Hand painted mirror: Using your own hand
Hand painted mirrors can add a very human touch to the room, and are very simple to make in your spare time. Working on a project like this can be fun time for the whole family and could be the very thing you need to bond with your kids or your spouse. As projects go, this one is relatively inexpensive, and the materials are freely available or sometimes available for free. Your first choice should be to see what you have lying around the house that you can use to do your mirror project with: an old mirror with a damaged frame, or even a large mirror that's got a crack along the edge but will still yield a smaller-sized mirror, some primer that may be left over from your birdhouse project last summer, and maybe some bright paints from the garage and some scrap wood for a fresh frame, and you're about set to start work.
Hand painted mirror: Made in your own image

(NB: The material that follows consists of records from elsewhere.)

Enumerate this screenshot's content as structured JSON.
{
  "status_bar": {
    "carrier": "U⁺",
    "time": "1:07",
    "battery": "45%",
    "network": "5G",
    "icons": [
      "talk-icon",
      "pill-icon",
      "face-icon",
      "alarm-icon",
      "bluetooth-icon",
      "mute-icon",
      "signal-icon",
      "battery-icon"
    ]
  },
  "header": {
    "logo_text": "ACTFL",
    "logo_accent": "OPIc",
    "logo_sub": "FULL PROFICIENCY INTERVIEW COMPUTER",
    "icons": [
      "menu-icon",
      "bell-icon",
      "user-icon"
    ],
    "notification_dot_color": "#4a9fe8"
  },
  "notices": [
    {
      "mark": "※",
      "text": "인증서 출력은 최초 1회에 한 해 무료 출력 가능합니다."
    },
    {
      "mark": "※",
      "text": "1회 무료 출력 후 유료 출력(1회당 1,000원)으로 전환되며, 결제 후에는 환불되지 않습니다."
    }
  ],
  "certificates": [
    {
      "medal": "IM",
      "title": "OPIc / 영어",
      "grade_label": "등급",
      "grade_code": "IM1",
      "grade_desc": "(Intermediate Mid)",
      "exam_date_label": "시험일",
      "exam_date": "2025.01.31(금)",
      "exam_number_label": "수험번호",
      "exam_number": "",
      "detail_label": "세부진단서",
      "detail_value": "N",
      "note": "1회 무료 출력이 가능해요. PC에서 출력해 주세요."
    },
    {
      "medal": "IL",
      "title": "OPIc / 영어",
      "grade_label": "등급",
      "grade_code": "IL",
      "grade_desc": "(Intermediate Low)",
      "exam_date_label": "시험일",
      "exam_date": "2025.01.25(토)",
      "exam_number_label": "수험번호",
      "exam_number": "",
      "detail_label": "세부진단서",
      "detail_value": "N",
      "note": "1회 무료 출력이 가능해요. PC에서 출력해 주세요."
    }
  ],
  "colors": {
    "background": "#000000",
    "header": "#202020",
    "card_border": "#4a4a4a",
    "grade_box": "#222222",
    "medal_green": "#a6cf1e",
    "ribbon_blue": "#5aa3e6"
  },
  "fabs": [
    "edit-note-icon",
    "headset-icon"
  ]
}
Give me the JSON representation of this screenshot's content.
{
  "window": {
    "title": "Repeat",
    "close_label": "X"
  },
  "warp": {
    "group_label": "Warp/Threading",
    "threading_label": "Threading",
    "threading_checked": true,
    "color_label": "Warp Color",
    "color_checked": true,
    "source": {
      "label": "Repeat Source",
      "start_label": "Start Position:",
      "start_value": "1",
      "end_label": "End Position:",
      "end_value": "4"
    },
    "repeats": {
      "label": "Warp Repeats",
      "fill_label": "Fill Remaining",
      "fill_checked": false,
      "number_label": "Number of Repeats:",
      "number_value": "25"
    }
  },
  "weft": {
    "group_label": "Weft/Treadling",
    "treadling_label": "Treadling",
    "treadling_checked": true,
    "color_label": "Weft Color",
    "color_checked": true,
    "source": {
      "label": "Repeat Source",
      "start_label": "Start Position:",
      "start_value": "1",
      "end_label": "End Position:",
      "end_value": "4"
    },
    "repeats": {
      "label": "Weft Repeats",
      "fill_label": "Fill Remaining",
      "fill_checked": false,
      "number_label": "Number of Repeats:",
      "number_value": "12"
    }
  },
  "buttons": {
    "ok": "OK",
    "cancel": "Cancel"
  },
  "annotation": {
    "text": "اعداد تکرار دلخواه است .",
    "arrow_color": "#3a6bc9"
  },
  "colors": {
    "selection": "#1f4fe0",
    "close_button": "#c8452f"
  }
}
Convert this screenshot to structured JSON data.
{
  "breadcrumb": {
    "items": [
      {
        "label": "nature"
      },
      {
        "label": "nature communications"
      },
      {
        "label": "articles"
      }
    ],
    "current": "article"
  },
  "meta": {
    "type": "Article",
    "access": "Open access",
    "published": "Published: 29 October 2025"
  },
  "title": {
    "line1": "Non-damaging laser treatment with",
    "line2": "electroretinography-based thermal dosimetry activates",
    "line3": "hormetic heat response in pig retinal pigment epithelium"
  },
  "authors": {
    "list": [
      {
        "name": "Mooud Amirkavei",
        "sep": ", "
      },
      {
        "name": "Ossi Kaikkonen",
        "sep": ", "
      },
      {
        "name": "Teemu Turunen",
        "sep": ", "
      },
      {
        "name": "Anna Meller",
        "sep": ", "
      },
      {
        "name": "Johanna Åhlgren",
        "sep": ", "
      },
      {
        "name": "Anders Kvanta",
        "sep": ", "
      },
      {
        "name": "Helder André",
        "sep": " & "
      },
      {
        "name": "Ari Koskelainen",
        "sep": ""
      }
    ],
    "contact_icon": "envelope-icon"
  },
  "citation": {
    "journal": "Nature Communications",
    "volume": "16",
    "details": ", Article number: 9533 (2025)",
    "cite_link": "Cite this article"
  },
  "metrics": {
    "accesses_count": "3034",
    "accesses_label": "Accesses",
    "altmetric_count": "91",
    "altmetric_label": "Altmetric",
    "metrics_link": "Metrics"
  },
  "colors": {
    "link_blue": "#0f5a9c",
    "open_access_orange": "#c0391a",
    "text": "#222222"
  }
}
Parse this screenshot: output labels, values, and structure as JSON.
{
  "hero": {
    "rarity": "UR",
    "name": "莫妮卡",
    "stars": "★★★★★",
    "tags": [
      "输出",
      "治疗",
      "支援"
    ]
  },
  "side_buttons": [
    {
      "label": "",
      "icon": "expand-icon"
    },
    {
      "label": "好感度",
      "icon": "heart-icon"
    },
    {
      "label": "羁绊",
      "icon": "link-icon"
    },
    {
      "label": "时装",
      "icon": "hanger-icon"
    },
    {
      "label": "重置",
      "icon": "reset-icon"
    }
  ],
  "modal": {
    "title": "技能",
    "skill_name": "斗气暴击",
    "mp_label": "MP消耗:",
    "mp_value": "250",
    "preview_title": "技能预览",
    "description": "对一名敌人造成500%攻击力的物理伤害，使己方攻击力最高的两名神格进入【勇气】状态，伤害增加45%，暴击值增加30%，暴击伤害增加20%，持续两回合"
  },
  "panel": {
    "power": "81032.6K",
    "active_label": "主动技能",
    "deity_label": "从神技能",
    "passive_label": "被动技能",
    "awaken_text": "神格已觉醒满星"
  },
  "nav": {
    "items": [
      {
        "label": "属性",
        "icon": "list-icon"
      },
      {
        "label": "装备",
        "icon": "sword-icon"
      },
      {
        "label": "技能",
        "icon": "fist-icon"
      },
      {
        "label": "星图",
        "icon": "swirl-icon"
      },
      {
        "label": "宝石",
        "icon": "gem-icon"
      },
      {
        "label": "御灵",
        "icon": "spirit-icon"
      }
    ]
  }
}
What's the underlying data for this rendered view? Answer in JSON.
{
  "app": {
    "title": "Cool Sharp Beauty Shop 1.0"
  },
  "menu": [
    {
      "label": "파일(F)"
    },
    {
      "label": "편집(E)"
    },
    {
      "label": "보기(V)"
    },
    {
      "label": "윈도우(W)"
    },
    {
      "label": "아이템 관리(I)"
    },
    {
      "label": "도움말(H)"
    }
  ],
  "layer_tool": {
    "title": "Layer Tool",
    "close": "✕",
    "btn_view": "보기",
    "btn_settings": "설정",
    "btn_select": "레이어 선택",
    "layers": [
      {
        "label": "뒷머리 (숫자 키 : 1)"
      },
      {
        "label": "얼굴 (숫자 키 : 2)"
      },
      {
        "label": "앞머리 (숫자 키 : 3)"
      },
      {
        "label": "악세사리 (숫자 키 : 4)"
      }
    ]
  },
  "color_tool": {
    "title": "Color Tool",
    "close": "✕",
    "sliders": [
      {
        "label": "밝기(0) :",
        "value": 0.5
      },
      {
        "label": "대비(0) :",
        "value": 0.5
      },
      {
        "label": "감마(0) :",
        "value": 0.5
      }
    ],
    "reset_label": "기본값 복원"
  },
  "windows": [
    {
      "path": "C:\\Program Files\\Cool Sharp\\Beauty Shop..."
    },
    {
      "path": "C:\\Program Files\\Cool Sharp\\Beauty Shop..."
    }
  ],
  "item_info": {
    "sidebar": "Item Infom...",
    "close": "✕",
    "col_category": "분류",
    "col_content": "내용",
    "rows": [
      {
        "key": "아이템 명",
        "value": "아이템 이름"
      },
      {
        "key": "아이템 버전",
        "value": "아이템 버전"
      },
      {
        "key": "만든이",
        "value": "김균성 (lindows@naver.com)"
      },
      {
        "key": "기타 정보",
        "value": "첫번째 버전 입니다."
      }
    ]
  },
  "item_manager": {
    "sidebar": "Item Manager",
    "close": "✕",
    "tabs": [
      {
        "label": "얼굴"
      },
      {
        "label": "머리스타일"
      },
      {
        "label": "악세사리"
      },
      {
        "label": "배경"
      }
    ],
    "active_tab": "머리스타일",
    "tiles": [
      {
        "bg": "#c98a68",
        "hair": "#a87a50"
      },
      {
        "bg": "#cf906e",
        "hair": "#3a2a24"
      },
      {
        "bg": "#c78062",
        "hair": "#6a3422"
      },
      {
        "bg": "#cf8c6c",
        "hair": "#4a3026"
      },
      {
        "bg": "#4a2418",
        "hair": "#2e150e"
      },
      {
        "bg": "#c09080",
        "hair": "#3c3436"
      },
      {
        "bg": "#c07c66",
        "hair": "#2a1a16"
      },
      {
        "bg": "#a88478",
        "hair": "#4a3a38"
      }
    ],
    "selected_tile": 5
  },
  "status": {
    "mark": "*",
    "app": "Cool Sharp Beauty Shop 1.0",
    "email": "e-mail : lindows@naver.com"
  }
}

If you're using a part of a broken mirror, take it down to the local mirror store and have it cut to the size you want. They'll even put a safety back on it to make it shatterproof if you want. Once you've got the right size, get your materials together and clear a space on the worktable in the garage â€“ this project requires some precision cutting and some room to paint. Once you've got the frame ready, prime it and then put the paint on after marking out the design pattern for the hand painted mirror frame with a pencil. Make sure you're wearing a nose and mouth mask when painting, and leave a window open so the fumes don't get to you. If you like, before that you can get your family to sign their names to the frame, in remembrance of the project that they were a part of. When the paint is dry and you're happy with how it looks, you can get to work framing the mirror. Remember to use the proper tools and observe safety measures at all times, especially if the kids are in on the project.
Putting on the final few touches
Once you've framed your hand painted mirror, get it all cleaned up and use a streak-free glass cleaner to shine it to a sparkling finish. In fact, you can even use a mixture of water, vinegar and lemon juice to prevent it from forming mildew or getting spotty with water â€“ it's a great recipe for all the mirrors in your home and it costs next to nothing to make. Next step is to hang the mirror up. Get the right kinds of screws and anchors so you don't damage the wall more than is necessary hang the mirror. Always use a screw and anchor set that will take at least 3 times the weight of the mirror â€“ this is very important. Before you drill the holes, mark the wall at the appropriate height: you'll want the mirror to show about an inch of background over your head when you're about 5 feet away, but that depends on the mirror size.
The home hand painted mirror factory
If all goes well, you should have a brand new personalized hand painted mirror installed and ready to use in a couple days tops. The whole exercise should have cost you about the price of screws, and pizza and sodas for the project members at the lower end, and maybe $30 at the upper. These projects are so much fun that after your first one, you might develop a liking for making hand painted mirrors at home â€“ your house could be covered in them in a matter of weeks, making it a vibrantly colorful home; one that you can be proud of.